“So, no. No, I don’t want to pay taxes,” Mr. Collins said. “This is the first time in human history anyone other than kings or governments or gods can create their own money.”
He had moved from Santa Monica, Calif., with just a few bags and was now starting a local cryptocurrency incubator called Vatom Factory.
“When Brock said, ‘We’re moving to Puerto Rico for the taxes and to create this new town,’ I said, ‘I’m in,’” Mr. Collins said. “Sight unseen.”
They soon went back to work, checking out Coinmarketcap.com, a site that shows the price of cryptocurrencies.
“Our market cap’s gone up $100 million in a week,” Mr. Collins said.
“Congrats, man,” Mr. Larkin said.
All across San Juan, many locals are trying to figure out what to do with the crypto arrivals.
Some are open to the new wave as a welcome infusion of investment and ideas.
“We’re open for crypto business,” said Erika Medina-Vecchini, the chief business development officer for the Department of Economic Development and Commerce, in an interview at her office. She said her office was starting an ad campaign aimed at the new crypto expat boom, with the tagline “Paradise Performs.”
Others worry about the island’s being used for an experiment and talk about “crypto colonialism.” At a house party in San Juan, Richard Lopez, 32, who runs a pizza restaurant, Estella, in the town of Arecibo, said: “I think it’s great. Lure them in with taxes, and they’ll spend money.”
Andria Satz, 33, who grew up in Old San Juan and works for the Conservation Trust of Puerto Rico, disagreed.
“We’re the tax playground for the rich,” she said. “We’re the test case for anyone who wants to experiment. Outsiders get tax exemptions, and locals can’t get permits.”

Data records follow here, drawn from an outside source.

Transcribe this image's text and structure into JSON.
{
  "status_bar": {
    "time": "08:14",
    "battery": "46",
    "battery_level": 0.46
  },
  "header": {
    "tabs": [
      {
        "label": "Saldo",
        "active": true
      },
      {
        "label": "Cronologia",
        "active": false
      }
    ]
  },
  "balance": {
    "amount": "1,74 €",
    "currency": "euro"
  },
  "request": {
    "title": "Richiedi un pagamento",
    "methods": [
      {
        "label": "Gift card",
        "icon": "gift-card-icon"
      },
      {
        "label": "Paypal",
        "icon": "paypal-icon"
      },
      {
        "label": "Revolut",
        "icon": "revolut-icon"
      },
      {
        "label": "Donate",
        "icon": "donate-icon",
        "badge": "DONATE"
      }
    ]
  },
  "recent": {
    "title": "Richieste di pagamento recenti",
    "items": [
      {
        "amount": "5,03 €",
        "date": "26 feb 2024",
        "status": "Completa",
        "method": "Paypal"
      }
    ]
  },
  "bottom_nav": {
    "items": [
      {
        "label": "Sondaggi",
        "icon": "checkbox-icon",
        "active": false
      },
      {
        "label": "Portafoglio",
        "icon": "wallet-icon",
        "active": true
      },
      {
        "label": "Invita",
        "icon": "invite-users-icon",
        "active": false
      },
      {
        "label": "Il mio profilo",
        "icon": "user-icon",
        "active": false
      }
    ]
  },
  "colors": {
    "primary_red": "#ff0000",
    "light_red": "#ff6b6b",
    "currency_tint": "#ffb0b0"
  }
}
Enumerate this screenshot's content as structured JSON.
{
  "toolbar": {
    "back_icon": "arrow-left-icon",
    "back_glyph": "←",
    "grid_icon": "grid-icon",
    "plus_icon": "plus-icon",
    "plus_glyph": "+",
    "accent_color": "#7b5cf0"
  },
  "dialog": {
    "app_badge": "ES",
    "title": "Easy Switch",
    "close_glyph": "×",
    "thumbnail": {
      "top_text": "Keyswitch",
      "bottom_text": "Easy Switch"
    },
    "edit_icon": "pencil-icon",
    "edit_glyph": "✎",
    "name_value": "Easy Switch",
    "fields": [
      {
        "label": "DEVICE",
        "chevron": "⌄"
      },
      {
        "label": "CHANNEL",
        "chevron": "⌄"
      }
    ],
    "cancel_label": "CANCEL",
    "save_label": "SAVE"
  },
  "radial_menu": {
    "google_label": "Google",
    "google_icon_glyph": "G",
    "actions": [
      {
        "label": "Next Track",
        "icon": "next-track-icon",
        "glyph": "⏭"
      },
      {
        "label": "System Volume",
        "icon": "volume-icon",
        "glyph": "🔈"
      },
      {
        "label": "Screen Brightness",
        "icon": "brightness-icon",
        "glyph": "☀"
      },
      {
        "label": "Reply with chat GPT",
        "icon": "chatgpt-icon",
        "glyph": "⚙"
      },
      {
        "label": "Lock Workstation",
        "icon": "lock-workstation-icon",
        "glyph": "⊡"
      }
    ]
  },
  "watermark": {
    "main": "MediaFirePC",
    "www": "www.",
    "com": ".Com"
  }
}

Mr. Lopez said the territory needed something to jump-start the economy. “We have to find a new way,” he said.
“Sure then, Bitcoin, why not,” Ms. Satz said, throwing up her hands.
Mr. Lopez said he and a childhood friend, Rafael Perez, 31, were trying to set up a Bitcoin mine in their hometown. But electricity has been inconsistent, and mining even a single Bitcoin takes a lot of power, he said.